● PROBLEM DETAILS:
Count every line in the following listing that contains "corners", then report that count with nothing added.

● DATA RECORDS:
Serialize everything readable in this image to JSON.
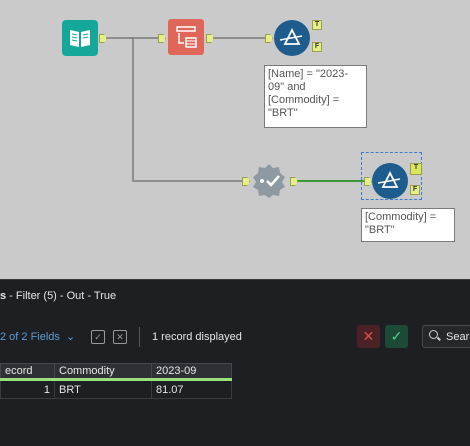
{
  "workflow": {
    "filter1": {
      "true_anchor": "T",
      "false_anchor": "F",
      "annotation": [
        "[Name] = \"2023-",
        "09\" and",
        "[Commodity] =",
        "\"BRT\""
      ]
    },
    "filter2": {
      "true_anchor": "T",
      "false_anchor": "F",
      "annotation": [
        "[Commodity] =",
        "\"BRT\""
      ]
    }
  },
  "results": {
    "title_prefix": "s",
    "title_rest": " - Filter (5) - Out - True",
    "fields_label": "2 of 2 Fields",
    "record_count": "1 record displayed",
    "search_label": "Sear",
    "columns": [
      "ecord",
      "Commodity",
      "2023-09"
    ],
    "rows": [
      {
        "record": "1",
        "commodity": "BRT",
        "value": "81.07"
      }
    ]
  },
  "colors": {
    "accent_green": "#9be07a",
    "filter_blue": "#1e5c8e",
    "formula_orange": "#e0665a",
    "input_teal": "#15a89a"
  }
}
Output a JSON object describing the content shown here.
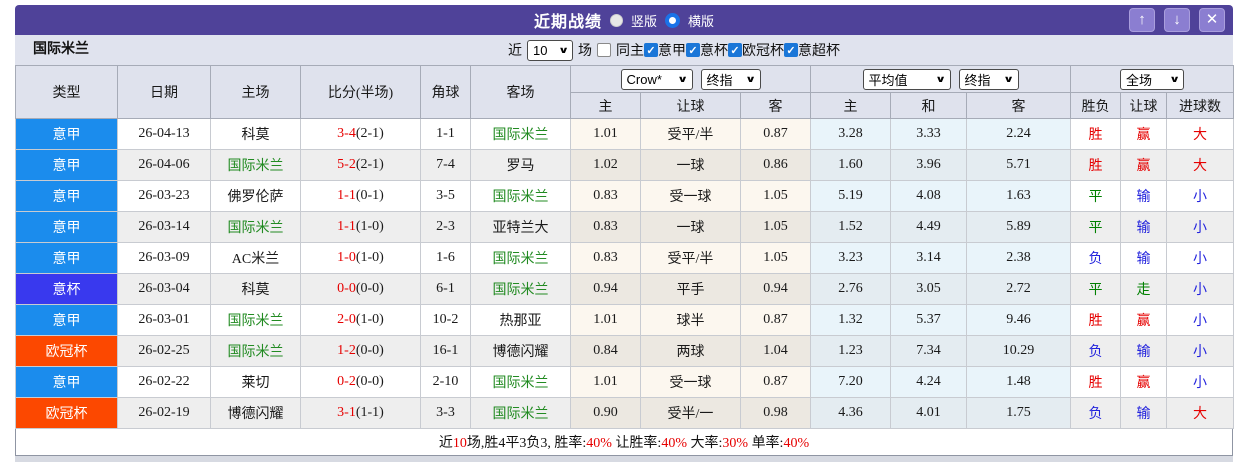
{
  "title_bar": {
    "title": "近期战绩",
    "vertical_label": "竖版",
    "horizontal_label": "横版",
    "up_icon": "↑",
    "down_icon": "↓",
    "close_icon": "✕"
  },
  "filter_bar": {
    "team": "国际米兰",
    "recent_label": "近",
    "recent_value": "10",
    "matches_label": "场",
    "same_host_label": "同主",
    "leagues": [
      {
        "label": "意甲",
        "checked": true
      },
      {
        "label": "意杯",
        "checked": true
      },
      {
        "label": "欧冠杯",
        "checked": true
      },
      {
        "label": "意超杯",
        "checked": true
      }
    ]
  },
  "table": {
    "headers": {
      "static": [
        "类型",
        "日期",
        "主场",
        "比分(半场)",
        "角球",
        "客场"
      ],
      "sub": [
        "主",
        "让球",
        "客",
        "主",
        "和",
        "客",
        "胜负",
        "让球",
        "进球数"
      ],
      "group1_select1": "Crow*",
      "group1_select2": "终指",
      "group2_select1": "平均值",
      "group2_select2": "终指",
      "group3_select1": "全场"
    },
    "rows": [
      {
        "league": "意甲",
        "league_class": "lg-seriea",
        "date": "26-04-13",
        "home": "科莫",
        "home_green": false,
        "score": "3-4",
        "half": "(2-1)",
        "corners": "1-1",
        "away": "国际米兰",
        "away_green": true,
        "crow_home": "1.01",
        "handicap": "受平/半",
        "crow_away": "0.87",
        "avg_home": "3.28",
        "avg_draw": "3.33",
        "avg_away": "2.24",
        "result": "胜",
        "result_class": "c-red",
        "handicap_result": "赢",
        "handicap_class": "c-red",
        "goals": "大",
        "goals_class": "c-red"
      },
      {
        "league": "意甲",
        "league_class": "lg-seriea",
        "date": "26-04-06",
        "home": "国际米兰",
        "home_green": true,
        "score": "5-2",
        "half": "(2-1)",
        "corners": "7-4",
        "away": "罗马",
        "away_green": false,
        "crow_home": "1.02",
        "handicap": "一球",
        "crow_away": "0.86",
        "avg_home": "1.60",
        "avg_draw": "3.96",
        "avg_away": "5.71",
        "result": "胜",
        "result_class": "c-red",
        "handicap_result": "赢",
        "handicap_class": "c-red",
        "goals": "大",
        "goals_class": "c-red"
      },
      {
        "league": "意甲",
        "league_class": "lg-seriea",
        "date": "26-03-23",
        "home": "佛罗伦萨",
        "home_green": false,
        "score": "1-1",
        "half": "(0-1)",
        "corners": "3-5",
        "away": "国际米兰",
        "away_green": true,
        "crow_home": "0.83",
        "handicap": "受一球",
        "crow_away": "1.05",
        "avg_home": "5.19",
        "avg_draw": "4.08",
        "avg_away": "1.63",
        "result": "平",
        "result_class": "c-green",
        "handicap_result": "输",
        "handicap_class": "c-blue",
        "goals": "小",
        "goals_class": "c-blue"
      },
      {
        "league": "意甲",
        "league_class": "lg-seriea",
        "date": "26-03-14",
        "home": "国际米兰",
        "home_green": true,
        "score": "1-1",
        "half": "(1-0)",
        "corners": "2-3",
        "away": "亚特兰大",
        "away_green": false,
        "crow_home": "0.83",
        "handicap": "一球",
        "crow_away": "1.05",
        "avg_home": "1.52",
        "avg_draw": "4.49",
        "avg_away": "5.89",
        "result": "平",
        "result_class": "c-green",
        "handicap_result": "输",
        "handicap_class": "c-blue",
        "goals": "小",
        "goals_class": "c-blue"
      },
      {
        "league": "意甲",
        "league_class": "lg-seriea",
        "date": "26-03-09",
        "home": "AC米兰",
        "home_green": false,
        "score": "1-0",
        "half": "(1-0)",
        "corners": "1-6",
        "away": "国际米兰",
        "away_green": true,
        "crow_home": "0.83",
        "handicap": "受平/半",
        "crow_away": "1.05",
        "avg_home": "3.23",
        "avg_draw": "3.14",
        "avg_away": "2.38",
        "result": "负",
        "result_class": "c-blue",
        "handicap_result": "输",
        "handicap_class": "c-blue",
        "goals": "小",
        "goals_class": "c-blue"
      },
      {
        "league": "意杯",
        "league_class": "lg-coppa",
        "date": "26-03-04",
        "home": "科莫",
        "home_green": false,
        "score": "0-0",
        "half": "(0-0)",
        "corners": "6-1",
        "away": "国际米兰",
        "away_green": true,
        "crow_home": "0.94",
        "handicap": "平手",
        "crow_away": "0.94",
        "avg_home": "2.76",
        "avg_draw": "3.05",
        "avg_away": "2.72",
        "result": "平",
        "result_class": "c-green",
        "handicap_result": "走",
        "handicap_class": "c-green",
        "goals": "小",
        "goals_class": "c-blue"
      },
      {
        "league": "意甲",
        "league_class": "lg-seriea",
        "date": "26-03-01",
        "home": "国际米兰",
        "home_green": true,
        "score": "2-0",
        "half": "(1-0)",
        "corners": "10-2",
        "away": "热那亚",
        "away_green": false,
        "crow_home": "1.01",
        "handicap": "球半",
        "crow_away": "0.87",
        "avg_home": "1.32",
        "avg_draw": "5.37",
        "avg_away": "9.46",
        "result": "胜",
        "result_class": "c-red",
        "handicap_result": "赢",
        "handicap_class": "c-red",
        "goals": "小",
        "goals_class": "c-blue"
      },
      {
        "league": "欧冠杯",
        "league_class": "lg-ucl",
        "date": "26-02-25",
        "home": "国际米兰",
        "home_green": true,
        "score": "1-2",
        "half": "(0-0)",
        "corners": "16-1",
        "away": "博德闪耀",
        "away_green": false,
        "crow_home": "0.84",
        "handicap": "两球",
        "crow_away": "1.04",
        "avg_home": "1.23",
        "avg_draw": "7.34",
        "avg_away": "10.29",
        "result": "负",
        "result_class": "c-blue",
        "handicap_result": "输",
        "handicap_class": "c-blue",
        "goals": "小",
        "goals_class": "c-blue"
      },
      {
        "league": "意甲",
        "league_class": "lg-seriea",
        "date": "26-02-22",
        "home": "莱切",
        "home_green": false,
        "score": "0-2",
        "half": "(0-0)",
        "corners": "2-10",
        "away": "国际米兰",
        "away_green": true,
        "crow_home": "1.01",
        "handicap": "受一球",
        "crow_away": "0.87",
        "avg_home": "7.20",
        "avg_draw": "4.24",
        "avg_away": "1.48",
        "result": "胜",
        "result_class": "c-red",
        "handicap_result": "赢",
        "handicap_class": "c-red",
        "goals": "小",
        "goals_class": "c-blue"
      },
      {
        "league": "欧冠杯",
        "league_class": "lg-ucl",
        "date": "26-02-19",
        "home": "博德闪耀",
        "home_green": false,
        "score": "3-1",
        "half": "(1-1)",
        "corners": "3-3",
        "away": "国际米兰",
        "away_green": true,
        "crow_home": "0.90",
        "handicap": "受半/一",
        "crow_away": "0.98",
        "avg_home": "4.36",
        "avg_draw": "4.01",
        "avg_away": "1.75",
        "result": "负",
        "result_class": "c-blue",
        "handicap_result": "输",
        "handicap_class": "c-blue",
        "goals": "大",
        "goals_class": "c-red"
      }
    ]
  },
  "footer": {
    "segments": [
      {
        "text": "近",
        "red": false
      },
      {
        "text": "10",
        "red": true
      },
      {
        "text": "场,胜4平3负3, 胜率:",
        "red": false
      },
      {
        "text": "40%",
        "red": true
      },
      {
        "text": " 让胜率:",
        "red": false
      },
      {
        "text": "40%",
        "red": true
      },
      {
        "text": " 大率:",
        "red": false
      },
      {
        "text": "30%",
        "red": true
      },
      {
        "text": " 单率:",
        "red": false
      },
      {
        "text": "40%",
        "red": true
      }
    ]
  },
  "colors": {
    "titlebar_purple": "#4f4299",
    "header_bg": "#dfe2ed",
    "serie_a_badge": "#1b8ced",
    "coppa_badge": "#3939ee",
    "ucl_badge": "#fc4800",
    "win_red": "#e60000",
    "draw_green": "#008000",
    "lose_blue": "#2323dd",
    "team_green": "#228B22",
    "crow_col_bg": "#fcf7ef",
    "avg_col_bg": "#e9f4fa"
  }
}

● YOUR SOLUTION:
10